- **Task directions**
Print out each entry without alteration, and keep the pictures out.

• • • • • • •

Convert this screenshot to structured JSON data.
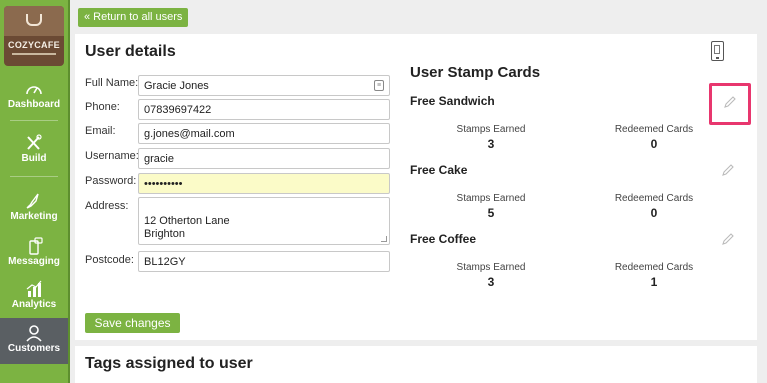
{
  "app": {
    "logo_text": "COZYCAFE",
    "brand_color": "#7cb342"
  },
  "sidebar": {
    "items": [
      {
        "label": "Dashboard",
        "icon": "gauge-icon"
      },
      {
        "label": "Build",
        "icon": "tools-icon"
      },
      {
        "label": "Marketing",
        "icon": "rocket-icon"
      },
      {
        "label": "Messaging",
        "icon": "phone-message-icon"
      },
      {
        "label": "Analytics",
        "icon": "chart-icon"
      },
      {
        "label": "Customers",
        "icon": "user-icon",
        "active": true
      }
    ]
  },
  "topbar": {
    "return_label": "« Return to all users"
  },
  "user_details": {
    "title": "User details",
    "fields": {
      "full_name": {
        "label": "Full Name:",
        "value": "Gracie Jones"
      },
      "phone": {
        "label": "Phone:",
        "value": "07839697422"
      },
      "email": {
        "label": "Email:",
        "value": "g.jones@mail.com"
      },
      "username": {
        "label": "Username:",
        "value": "gracie"
      },
      "password": {
        "label": "Password:",
        "value": "••••••••••"
      },
      "address": {
        "label": "Address:",
        "value": "12 Otherton Lane\nBrighton"
      },
      "postcode": {
        "label": "Postcode:",
        "value": "BL12GY"
      }
    },
    "save_label": "Save changes"
  },
  "stamp_cards": {
    "title": "User Stamp Cards",
    "stamps_label": "Stamps Earned",
    "redeemed_label": "Redeemed Cards",
    "cards": [
      {
        "name": "Free Sandwich",
        "stamps": "3",
        "redeemed": "0"
      },
      {
        "name": "Free Cake",
        "stamps": "5",
        "redeemed": "0"
      },
      {
        "name": "Free Coffee",
        "stamps": "3",
        "redeemed": "1"
      }
    ]
  },
  "tags": {
    "title": "Tags assigned to user"
  }
}
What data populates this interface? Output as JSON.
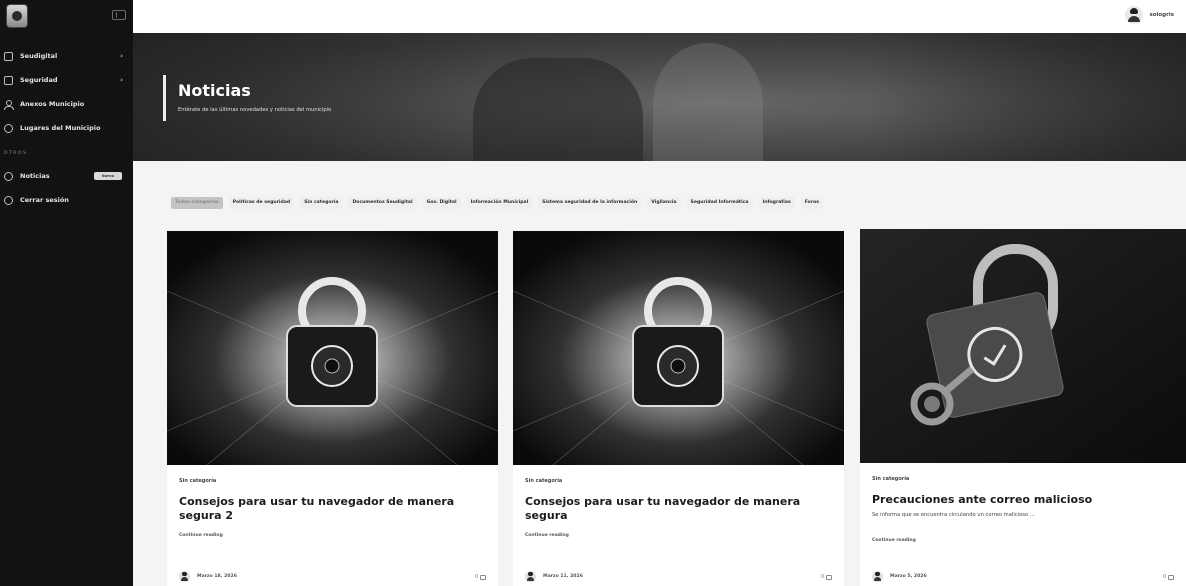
{
  "sidebar": {
    "items": [
      {
        "label": "Seudigital",
        "has_submenu": true
      },
      {
        "label": "Seguridad",
        "has_submenu": true
      },
      {
        "label": "Anexos Municipio"
      },
      {
        "label": "Lugares del Municipio"
      }
    ],
    "section_label": "OTROS",
    "secondary": [
      {
        "label": "Noticias",
        "badge": "Nuevo"
      },
      {
        "label": "Cerrar sesión"
      }
    ]
  },
  "topbar": {
    "user_name": "soiogris"
  },
  "hero": {
    "title": "Noticias",
    "subtitle": "Entérate de las últimas novedades y noticias del municipio"
  },
  "filters": [
    {
      "label": "Todas categorías",
      "active": true
    },
    {
      "label": "Políticas de seguridad"
    },
    {
      "label": "Sin categoría"
    },
    {
      "label": "Documentos Seudigital"
    },
    {
      "label": "Gov. Digital"
    },
    {
      "label": "Información Municipal"
    },
    {
      "label": "Sistema seguridad de la información"
    },
    {
      "label": "Vigilancia"
    },
    {
      "label": "Seguridad Informática"
    },
    {
      "label": "Infografías"
    },
    {
      "label": "Foros"
    }
  ],
  "posts": [
    {
      "category": "Sin categoría",
      "title": "Consejos para usar tu navegador de manera segura 2",
      "excerpt": "",
      "link": "Continue reading",
      "date": "Marzo 18, 2026",
      "comments": "0"
    },
    {
      "category": "Sin categoría",
      "title": "Consejos para usar tu navegador de manera segura",
      "excerpt": "",
      "link": "Continue reading",
      "date": "Marzo 11, 2026",
      "comments": "0"
    },
    {
      "category": "Sin categoría",
      "title": "Precauciones ante correo malicioso",
      "excerpt": "Se informa que se encuentra circulando un correo malicioso ...",
      "link": "Continue reading",
      "date": "Marzo 5, 2026",
      "comments": "0"
    }
  ]
}
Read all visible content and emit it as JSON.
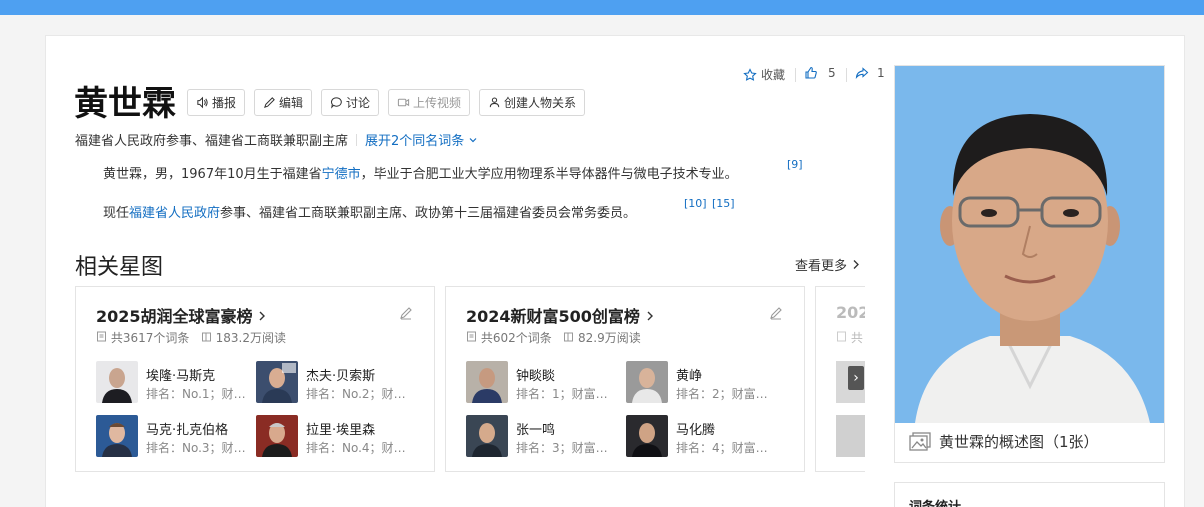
{
  "header": {
    "name": "黄世霖",
    "buttons": {
      "broadcast": "播报",
      "edit": "编辑",
      "discuss": "讨论",
      "upload_video": "上传视频",
      "create_relation": "创建人物关系"
    },
    "subtitle": "福建省人民政府参事、福建省工商联兼职副主席",
    "expand_label": "展开2个同名词条"
  },
  "actions": {
    "collect": "收藏",
    "like_count": "5",
    "share_count": "1"
  },
  "summary": {
    "para1_pre": "黄世霖，男，1967年10月生于福建省",
    "para1_link": "宁德市",
    "para1_post": "，毕业于合肥工业大学应用物理系半导体器件与微电子技术专业。",
    "para1_ref": "[9]",
    "para2_pre": "现任",
    "para2_link": "福建省人民政府",
    "para2_post": "参事、福建省工商联兼职副主席、政协第十三届福建省委员会常务委员。",
    "para2_ref1": "[10]",
    "para2_ref2": "[15]"
  },
  "related": {
    "title": "相关星图",
    "see_more": "查看更多",
    "cards": [
      {
        "title": "2025胡润全球富豪榜",
        "entries": "共3617个词条",
        "reads": "183.2万阅读",
        "people": [
          {
            "name": "埃隆·马斯克",
            "desc": "排名：No.1；财富：..."
          },
          {
            "name": "杰夫·贝索斯",
            "desc": "排名：No.2；财富：..."
          },
          {
            "name": "马克·扎克伯格",
            "desc": "排名：No.3；财富：..."
          },
          {
            "name": "拉里·埃里森",
            "desc": "排名：No.4；财富：..."
          }
        ]
      },
      {
        "title": "2024新财富500创富榜",
        "entries": "共602个词条",
        "reads": "82.9万阅读",
        "people": [
          {
            "name": "钟睒睒",
            "desc": "排名：1；财富：..."
          },
          {
            "name": "黄峥",
            "desc": "排名：2；财富：..."
          },
          {
            "name": "张一鸣",
            "desc": "排名：3；财富：..."
          },
          {
            "name": "马化腾",
            "desc": "排名：4；财富：..."
          }
        ]
      },
      {
        "title": "202",
        "meta": "共"
      }
    ]
  },
  "sidebar": {
    "photo_caption": "黄世霖的概述图（1张）",
    "stats_title": "词条统计"
  },
  "colors": {
    "link": "#136ec2",
    "topbar": "#4ea0f1",
    "photo_bg": "#7ab8ec"
  }
}
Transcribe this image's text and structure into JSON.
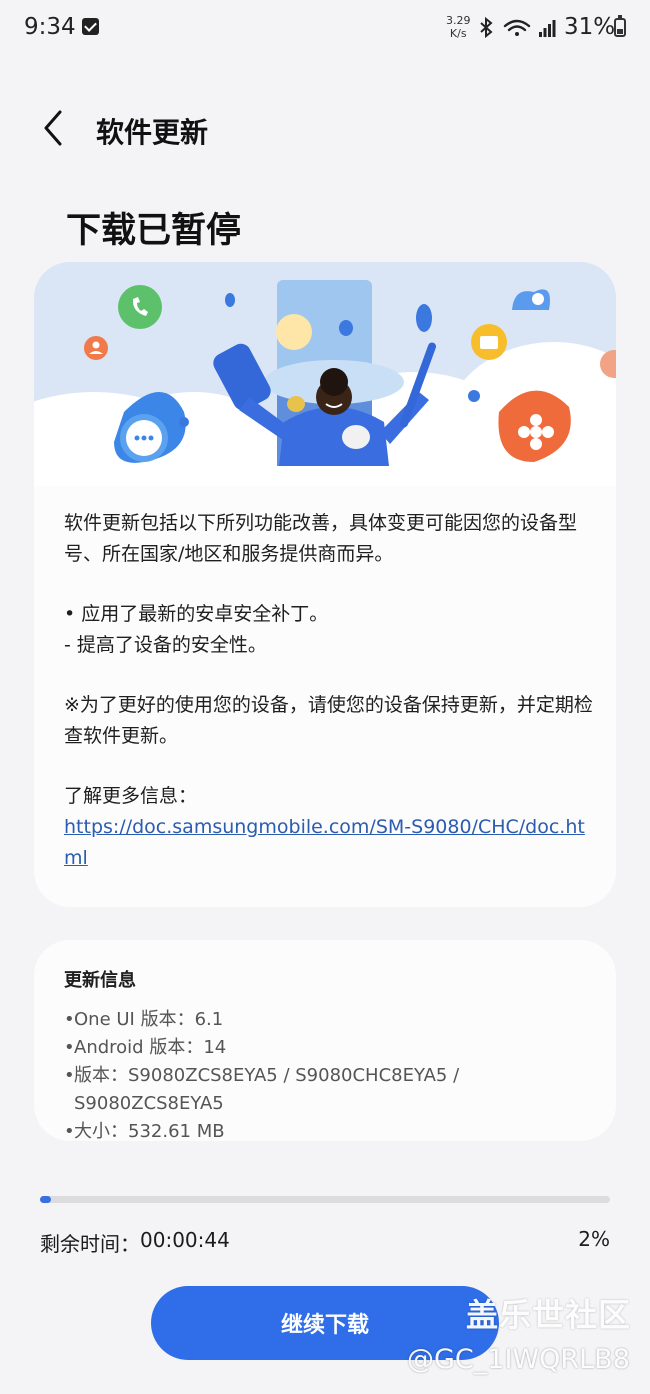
{
  "status_bar": {
    "time": "9:34",
    "speed_value": "3.29",
    "speed_unit": "K/s",
    "battery": "31%",
    "icons": [
      "checkbox-notification-icon",
      "bluetooth-icon",
      "wifi-icon",
      "signal-icon",
      "battery-icon"
    ],
    "battery_level": 0.31
  },
  "header": {
    "back_icon": "back-arrow-icon",
    "title": "软件更新"
  },
  "page": {
    "title": "下载已暂停"
  },
  "release_notes": {
    "intro": "软件更新包括以下所列功能改善，具体变更可能因您的设备型号、所在国家/地区和服务提供商而异。",
    "bullet_1": "• 应用了最新的安卓安全补丁。",
    "bullet_1_sub": " - 提高了设备的安全性。",
    "notice": "※为了更好的使用您的设备，请使您的设备保持更新，并定期检查软件更新。",
    "more_info_label": "了解更多信息：",
    "link": "https://doc.samsungmobile.com/SM-S9080/CHC/doc.html"
  },
  "update_info": {
    "title": "更新信息",
    "items": [
      "One UI 版本：6.1",
      "Android 版本：14",
      "版本：S9080ZCS8EYA5 / S9080CHC8EYA5 / S9080ZCS8EYA5",
      "大小：532.61 MB"
    ]
  },
  "download": {
    "remaining_label": "剩余时间：",
    "remaining_time": "00:00:44",
    "percent_text": "2%",
    "progress": 0.02
  },
  "actions": {
    "continue_label": "继续下载"
  },
  "watermark": {
    "line1": "盖乐世社区",
    "line2": "@GC_1IWQRLB8"
  },
  "colors": {
    "accent": "#2f6ee8",
    "background": "#f4f4f6",
    "card": "#fcfcfd",
    "link": "#2b5cb0"
  }
}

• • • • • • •

- **Expected answer**
Convert this screenshot to structured JSON data.
{
  "app": {
    "logo_text": "COZYCAFE",
    "brand_color": "#7cb342"
  },
  "sidebar": {
    "items": [
      {
        "label": "Dashboard",
        "icon": "gauge-icon"
      },
      {
        "label": "Build",
        "icon": "tools-icon"
      },
      {
        "label": "Marketing",
        "icon": "rocket-icon"
      },
      {
        "label": "Messaging",
        "icon": "phone-message-icon"
      },
      {
        "label": "Analytics",
        "icon": "chart-icon"
      },
      {
        "label": "Customers",
        "icon": "user-icon",
        "active": true
      }
    ]
  },
  "topbar": {
    "return_label": "« Return to all users"
  },
  "user_details": {
    "title": "User details",
    "fields": {
      "full_name": {
        "label": "Full Name:",
        "value": "Gracie Jones"
      },
      "phone": {
        "label": "Phone:",
        "value": "07839697422"
      },
      "email": {
        "label": "Email:",
        "value": "g.jones@mail.com"
      },
      "username": {
        "label": "Username:",
        "value": "gracie"
      },
      "password": {
        "label": "Password:",
        "value": "••••••••••"
      },
      "address": {
        "label": "Address:",
        "value": "12 Otherton Lane\nBrighton"
      },
      "postcode": {
        "label": "Postcode:",
        "value": "BL12GY"
      }
    },
    "save_label": "Save changes"
  },
  "stamp_cards": {
    "title": "User Stamp Cards",
    "stamps_label": "Stamps Earned",
    "redeemed_label": "Redeemed Cards",
    "cards": [
      {
        "name": "Free Sandwich",
        "stamps": "3",
        "redeemed": "0"
      },
      {
        "name": "Free Cake",
        "stamps": "5",
        "redeemed": "0"
      },
      {
        "name": "Free Coffee",
        "stamps": "3",
        "redeemed": "1"
      }
    ]
  },
  "tags": {
    "title": "Tags assigned to user"
  }
}
What data populates this interface? Output as JSON.
{
  "sidebar": {
    "items": [
      {
        "label": "Seudigital",
        "has_submenu": true
      },
      {
        "label": "Seguridad",
        "has_submenu": true
      },
      {
        "label": "Anexos Municipio"
      },
      {
        "label": "Lugares del Municipio"
      }
    ],
    "section_label": "OTROS",
    "secondary": [
      {
        "label": "Noticias",
        "badge": "Nuevo"
      },
      {
        "label": "Cerrar sesión"
      }
    ]
  },
  "topbar": {
    "user_name": "soiogris"
  },
  "hero": {
    "title": "Noticias",
    "subtitle": "Entérate de las últimas novedades y noticias del municipio"
  },
  "filters": [
    {
      "label": "Todas categorías",
      "active": true
    },
    {
      "label": "Políticas de seguridad"
    },
    {
      "label": "Sin categoría"
    },
    {
      "label": "Documentos Seudigital"
    },
    {
      "label": "Gov. Digital"
    },
    {
      "label": "Información Municipal"
    },
    {
      "label": "Sistema seguridad de la información"
    },
    {
      "label": "Vigilancia"
    },
    {
      "label": "Seguridad Informática"
    },
    {
      "label": "Infografías"
    },
    {
      "label": "Foros"
    }
  ],
  "posts": [
    {
      "category": "Sin categoría",
      "title": "Consejos para usar tu navegador de manera segura 2",
      "excerpt": "",
      "link": "Continue reading",
      "date": "Marzo 18, 2026",
      "comments": "0"
    },
    {
      "category": "Sin categoría",
      "title": "Consejos para usar tu navegador de manera segura",
      "excerpt": "",
      "link": "Continue reading",
      "date": "Marzo 11, 2026",
      "comments": "0"
    },
    {
      "category": "Sin categoría",
      "title": "Precauciones ante correo malicioso",
      "excerpt": "Se informa que se encuentra circulando un correo malicioso ...",
      "link": "Continue reading",
      "date": "Marzo 5, 2026",
      "comments": "0"
    }
  ]
}
Read all visible content and emit it as JSON.
{
  "header": {
    "name": "黄世霖",
    "buttons": {
      "broadcast": "播报",
      "edit": "编辑",
      "discuss": "讨论",
      "upload_video": "上传视频",
      "create_relation": "创建人物关系"
    },
    "subtitle": "福建省人民政府参事、福建省工商联兼职副主席",
    "expand_label": "展开2个同名词条"
  },
  "actions": {
    "collect": "收藏",
    "like_count": "5",
    "share_count": "1"
  },
  "summary": {
    "para1_pre": "黄世霖，男，1967年10月生于福建省",
    "para1_link": "宁德市",
    "para1_post": "，毕业于合肥工业大学应用物理系半导体器件与微电子技术专业。",
    "para1_ref": "[9]",
    "para2_pre": "现任",
    "para2_link": "福建省人民政府",
    "para2_post": "参事、福建省工商联兼职副主席、政协第十三届福建省委员会常务委员。",
    "para2_ref1": "[10]",
    "para2_ref2": "[15]"
  },
  "related": {
    "title": "相关星图",
    "see_more": "查看更多",
    "cards": [
      {
        "title": "2025胡润全球富豪榜",
        "entries": "共3617个词条",
        "reads": "183.2万阅读",
        "people": [
          {
            "name": "埃隆·马斯克",
            "desc": "排名：No.1；财富：..."
          },
          {
            "name": "杰夫·贝索斯",
            "desc": "排名：No.2；财富：..."
          },
          {
            "name": "马克·扎克伯格",
            "desc": "排名：No.3；财富：..."
          },
          {
            "name": "拉里·埃里森",
            "desc": "排名：No.4；财富：..."
          }
        ]
      },
      {
        "title": "2024新财富500创富榜",
        "entries": "共602个词条",
        "reads": "82.9万阅读",
        "people": [
          {
            "name": "钟睒睒",
            "desc": "排名：1；财富：..."
          },
          {
            "name": "黄峥",
            "desc": "排名：2；财富：..."
          },
          {
            "name": "张一鸣",
            "desc": "排名：3；财富：..."
          },
          {
            "name": "马化腾",
            "desc": "排名：4；财富：..."
          }
        ]
      },
      {
        "title": "202",
        "meta": "共"
      }
    ]
  },
  "sidebar": {
    "photo_caption": "黄世霖的概述图（1张）",
    "stats_title": "词条统计"
  },
  "colors": {
    "link": "#136ec2",
    "topbar": "#4ea0f1",
    "photo_bg": "#7ab8ec"
  }
}
Transcribe this image's text and structure into JSON.
{
  "status_bar": {
    "time": "9:34",
    "speed_value": "3.29",
    "speed_unit": "K/s",
    "battery": "31%",
    "icons": [
      "checkbox-notification-icon",
      "bluetooth-icon",
      "wifi-icon",
      "signal-icon",
      "battery-icon"
    ],
    "battery_level": 0.31
  },
  "header": {
    "back_icon": "back-arrow-icon",
    "title": "软件更新"
  },
  "page": {
    "title": "下载已暂停"
  },
  "release_notes": {
    "intro": "软件更新包括以下所列功能改善，具体变更可能因您的设备型号、所在国家/地区和服务提供商而异。",
    "bullet_1": "• 应用了最新的安卓安全补丁。",
    "bullet_1_sub": " - 提高了设备的安全性。",
    "notice": "※为了更好的使用您的设备，请使您的设备保持更新，并定期检查软件更新。",
    "more_info_label": "了解更多信息：",
    "link": "https://doc.samsungmobile.com/SM-S9080/CHC/doc.html"
  },
  "update_info": {
    "title": "更新信息",
    "items": [
      "One UI 版本：6.1",
      "Android 版本：14",
      "版本：S9080ZCS8EYA5 / S9080CHC8EYA5 / S9080ZCS8EYA5",
      "大小：532.61 MB"
    ]
  },
  "download": {
    "remaining_label": "剩余时间：",
    "remaining_time": "00:00:44",
    "percent_text": "2%",
    "progress": 0.02
  },
  "actions": {
    "continue_label": "继续下载"
  },
  "watermark": {
    "line1": "盖乐世社区",
    "line2": "@GC_1IWQRLB8"
  },
  "colors": {
    "accent": "#2f6ee8",
    "background": "#f4f4f6",
    "card": "#fcfcfd",
    "link": "#2b5cb0"
  }
}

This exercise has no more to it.